My big break came after that first expedition in Labrador, when I wrote an article about it for an outdoor magazine. The editor liked it so much that she offered me a job as a staff writer. Things took off from there. My books tell stories about my travels, but also about other people’s Arctic adventures, both modern and historic. The books are about the place rather than the author and his derring-do. I may travel hard, but the tone is more curiosity than hairy-chested endurance of suffer-fests. Often I try to use my experience to reinterpret explorers’ travels. Because I’ve both done my homework and have a unique boots-on-the-ground experience, historians often consult me for their own Arctic work.

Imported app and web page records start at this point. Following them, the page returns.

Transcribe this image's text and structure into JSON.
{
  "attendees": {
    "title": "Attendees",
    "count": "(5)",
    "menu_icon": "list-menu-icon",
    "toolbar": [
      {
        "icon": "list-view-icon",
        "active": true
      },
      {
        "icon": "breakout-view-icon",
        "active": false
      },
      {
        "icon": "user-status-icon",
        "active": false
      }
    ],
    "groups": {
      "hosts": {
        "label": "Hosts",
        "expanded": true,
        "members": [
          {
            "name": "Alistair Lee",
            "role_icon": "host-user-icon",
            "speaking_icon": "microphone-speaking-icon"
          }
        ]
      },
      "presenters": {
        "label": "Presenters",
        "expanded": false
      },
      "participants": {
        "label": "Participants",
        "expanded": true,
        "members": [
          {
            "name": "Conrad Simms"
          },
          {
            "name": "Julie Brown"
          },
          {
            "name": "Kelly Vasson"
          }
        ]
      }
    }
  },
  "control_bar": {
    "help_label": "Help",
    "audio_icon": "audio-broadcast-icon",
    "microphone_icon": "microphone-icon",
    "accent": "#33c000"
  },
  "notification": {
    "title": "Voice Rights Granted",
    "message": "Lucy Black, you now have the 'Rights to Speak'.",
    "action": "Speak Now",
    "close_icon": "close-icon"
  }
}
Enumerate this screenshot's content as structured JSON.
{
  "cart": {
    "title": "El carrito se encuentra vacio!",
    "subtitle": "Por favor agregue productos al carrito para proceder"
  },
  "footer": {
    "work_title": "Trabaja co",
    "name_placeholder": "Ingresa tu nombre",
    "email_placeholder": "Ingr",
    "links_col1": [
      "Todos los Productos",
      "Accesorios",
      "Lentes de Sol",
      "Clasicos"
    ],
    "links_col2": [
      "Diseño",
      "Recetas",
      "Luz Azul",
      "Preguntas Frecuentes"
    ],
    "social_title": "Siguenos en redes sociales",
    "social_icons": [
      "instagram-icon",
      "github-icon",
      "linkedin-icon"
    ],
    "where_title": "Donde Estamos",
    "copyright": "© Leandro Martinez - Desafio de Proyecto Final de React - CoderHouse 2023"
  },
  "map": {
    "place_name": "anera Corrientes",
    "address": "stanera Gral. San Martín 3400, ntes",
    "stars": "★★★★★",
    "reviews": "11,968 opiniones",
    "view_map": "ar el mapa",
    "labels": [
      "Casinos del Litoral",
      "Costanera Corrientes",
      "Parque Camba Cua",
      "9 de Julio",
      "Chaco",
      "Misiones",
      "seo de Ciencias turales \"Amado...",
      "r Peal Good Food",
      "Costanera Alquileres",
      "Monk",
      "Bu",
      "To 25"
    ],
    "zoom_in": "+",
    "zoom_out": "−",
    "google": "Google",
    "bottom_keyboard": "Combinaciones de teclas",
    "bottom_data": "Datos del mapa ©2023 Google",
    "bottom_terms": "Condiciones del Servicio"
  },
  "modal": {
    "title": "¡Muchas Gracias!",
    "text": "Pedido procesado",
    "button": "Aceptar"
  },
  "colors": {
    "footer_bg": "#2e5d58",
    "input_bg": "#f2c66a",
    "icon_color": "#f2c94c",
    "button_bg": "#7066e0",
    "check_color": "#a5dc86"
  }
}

You are a professional photographer which must fit perfectly with your adventures and hikes. What’s it like being able to capture the magnificent backdrops and scenery you see and has there ever been a setting too beautiful to take a photo of?
Photography is easier and less frustrating than writing. Also, it forces you to be out there. Writers can lock themselves away in a cork-lined room, but you can’t take landscape photos that way.
Adventure photography appeals to the extroverted side of one’s nature; writing, to the introverted. There are lots of great scenes that just don’t lend themselves to a 24x36mm rectangle, or to any format. The Arctic, in particular, is often dominated by long horizontals and short verticals. These thin strips don’t look great as photos.
What advice would you give to someone wishing to explore the eastern Arctic?
The biggest hurdle for me has always been the cost of Arctic travel. I travel a lot and don’t fundraise – the fundraisers tend to spend years planning one big trip – so I have to do things on the cheap. The Arctic was never an easy destination, but transportation has become a lot more expensive in recent years.
The High Arctic – the lovely Ellesmere Island area that I’ve written about in those books – is almost unreachable now except for those with deep pockets. I have projects I’ve wanted to do up there for years, but I can’t, because expeditions that used to cost $2,000 or $3,000 would now require $30,000 – most of it for the charter aircraft.
So in recent years, I’ve re-focussed on Labrador, which is difficult but still affordable.
What’s your most recent expedition?
I’ve kayaked the entire Labrador coast from north to south and also manhauled the interior in winter from tip to tail except for a 400km section in southern Labrador.
In February, a friend and I completed that missing section in 34 hard days.